Guitar Lessons by Chip McDonald - 2011

Thursday, June 2, 2011

Going to Sleep to a Metronome

I recently had this discussion with a student about gaining an intuition about tempo ranges, and refining one's awareness of specific tempos.
I recommended something that I know Steve Vai apparently did, which is to go to sleep with a metronome on.  The purpose being, to be able to memorize a specific speed in bpm (beats per minute) and recall it at will.

 Having said that, I will say that while I have tried that long ago - just for the sake of it - I can't do it for no other reason than I've always been an insomniac.  I suggest one try a tempo deliberately slower than 60 bpm, to avoid the "clock ticking" phenomenon, but to also try to use a tempo that is a subdivision of a song one is very familiar with. 

 While I never successfully managed to sleep with a metronome on, I would recount that as a kid I would often "mainline" songs that I like.  As in, as a 12 year old in those days set my cassette player to repeat a particular song I liked over and over and over and over.  Not with any kind of intent - I didn't consider myself "a musician" then - but because I really liked the music.  I looked forward to hearing exact moments in a song - later to realize the things that happen on a time scale measured in milliseconds - a bent note, a snare accent, any number of things.  In doing so I believe the familiarity of being able to ponder the rhythmic events in a song on a minute scale helped me later on as a professional musician.

Sunday, May 22, 2011

"I Could Get Used to This" - original song by student Ben Lowery

"I Could Get Used to This" - Ben Lowery

Wednesday, January 26, 2011

Reality and Expectation

I've noticed a recent phenomenon: students comparing themselves to other people playing on YouTube.

I hear (paraphrased) "I'm not as good as this guy playing this online", or "this guy can play this online so well, why can't I?".

I think I know the root cause of this, and I'd like to diagram why it's flawed, and an unhealthy attitude.

There was a time when "art", as a concept, was universally known as something that was inherently "limitless". Which is to say that, while one could practice the craftsmanship of it, the result was beyond the scope of human comprehension: what came out contained so many variables that it had to be the combination of so many factors it couldn't be readily quantized into a purely formulaic approach.

There is the concept of theory, which merely explains the components and their interactions.
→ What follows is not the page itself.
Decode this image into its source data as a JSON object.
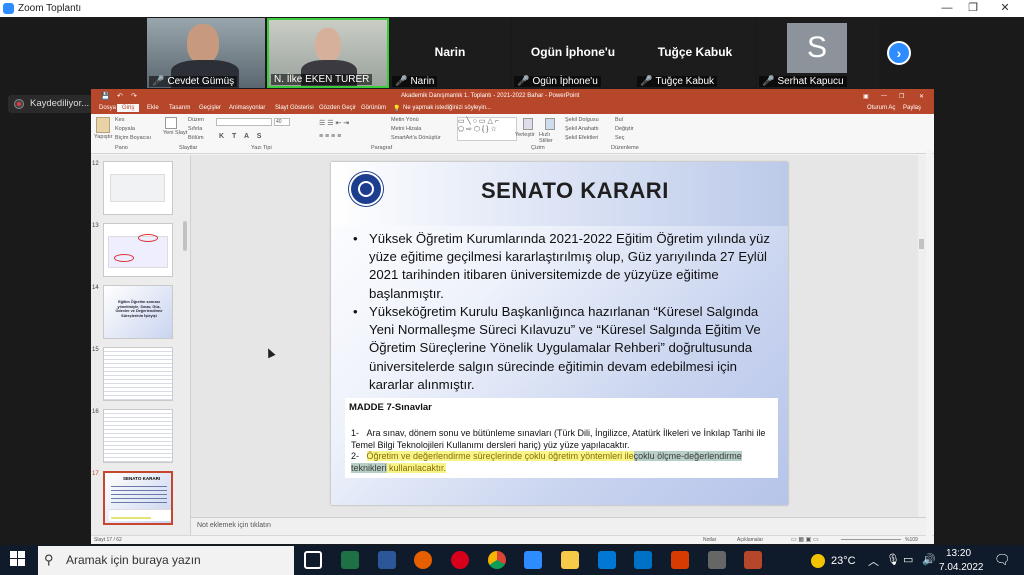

The theory itself does not create the result. The result is a purely human thing. Likewise, the mechanics and technique in pursuing a result doesn't automatically create the result, either.
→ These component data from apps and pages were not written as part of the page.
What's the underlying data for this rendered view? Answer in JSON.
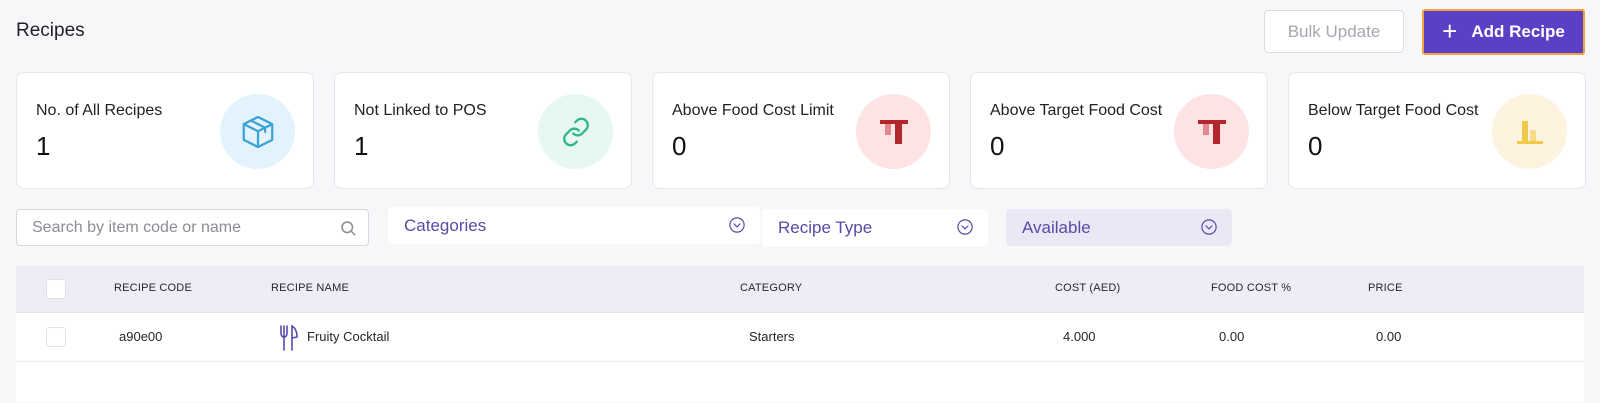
{
  "header": {
    "title": "Recipes",
    "bulk_update_label": "Bulk Update",
    "add_recipe_label": "Add Recipe"
  },
  "stats": [
    {
      "label": "No. of All Recipes",
      "value": "1",
      "icon": "box-icon",
      "color": "#3aa0d8",
      "bg": "#e3f3fd"
    },
    {
      "label": "Not Linked to POS",
      "value": "1",
      "icon": "link-icon",
      "color": "#2fb787",
      "bg": "#e6f8f1"
    },
    {
      "label": "Above Food Cost Limit",
      "value": "0",
      "icon": "bar-up-icon",
      "color": "#b3262b",
      "bg": "#fde3e3"
    },
    {
      "label": "Above Target Food Cost",
      "value": "0",
      "icon": "bar-up-icon",
      "color": "#b3262b",
      "bg": "#fde3e3"
    },
    {
      "label": "Below Target Food Cost",
      "value": "0",
      "icon": "bar-down-icon",
      "color": "#f0c94a",
      "bg": "#fdf3df"
    }
  ],
  "filters": {
    "search_placeholder": "Search by item code or name",
    "categories_label": "Categories",
    "recipe_type_label": "Recipe Type",
    "available_label": "Available"
  },
  "table": {
    "columns": [
      "RECIPE CODE",
      "RECIPE NAME",
      "CATEGORY",
      "COST (AED)",
      "FOOD COST %",
      "PRICE"
    ],
    "rows": [
      {
        "code": "a90e00",
        "name": "Fruity Cocktail",
        "category": "Starters",
        "cost": "4.000",
        "food_cost_pct": "0.00",
        "price": "0.00"
      }
    ]
  }
}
YouTube does not show those two aspects: what went into attaining the knowledge of what created the result, and what effort went into acquiring the technical/mechanical skill that occurred before it went on YouTube.

That process (which is a part of taking guitar lessons) is something that there is no clearly defined analogy for. It's kind of like studying to be a doctor. It's kind of like learning the craft of sculpting, or painting. It requires "anthropological" study, like history - one has to know what came before. In other ways it's nothing like those things at all.

The modern day thought that a process to do something can't be tidily broken down into defined, component parts with a defined, predictable outcome, is non-existent. In the 21st Century, one can take a class to learn to do anything, and in a given amount of time, and with a clearly defined outcome. It's how everything works today: you do not do anything without formal training of some sort, and that training always, automatically imparts exactly what you need to know.

Playing a musical instrument doesn't work that way. Thankfully, it doesn't - or else it would be quite boring. You shouldn't take guitar lessons expecting to be able to do exactly what you see someone on YouTube doing. You probably don't have the exact same motivation, the exact same background, the exact same experiences. Which isn't to say one shouldn't try; because the pursuit of it will create it's own unique outcome. The problem occurs when one sets preconceived ideas into motion about how long it should take, and how much effort is involved.

One should have an appreciation for the variety of results that comes from different musicians, and know that time invested is the only common factor. That time investment can be spread over a week in 1 hour increments, 5 hour increments - or 30 minutes per week over years. As a field of study, there are countless avenues; you can't devote yourself to everything at once.

There was a time when, if a person could make a musical instrument do anything resembling "music", it was looked upon as an accomplishment. There are billions of people on the planet; that on YouTube there are thousands demonstrating different things on musical instruments in varying degrees should not deter someone from pursuing their own musical interests. Once you start playing an instrument, on whatever simple level, you are playing an instrument. You are now different than you were before, and different from the Other People on the Planet that Can't Play an Instrument. That should be a worthy accomplishment in itself; being concerned that there's a 10 year old kid in Taiwan playing a VanHalen guitar solo double speed should not enter into the equation.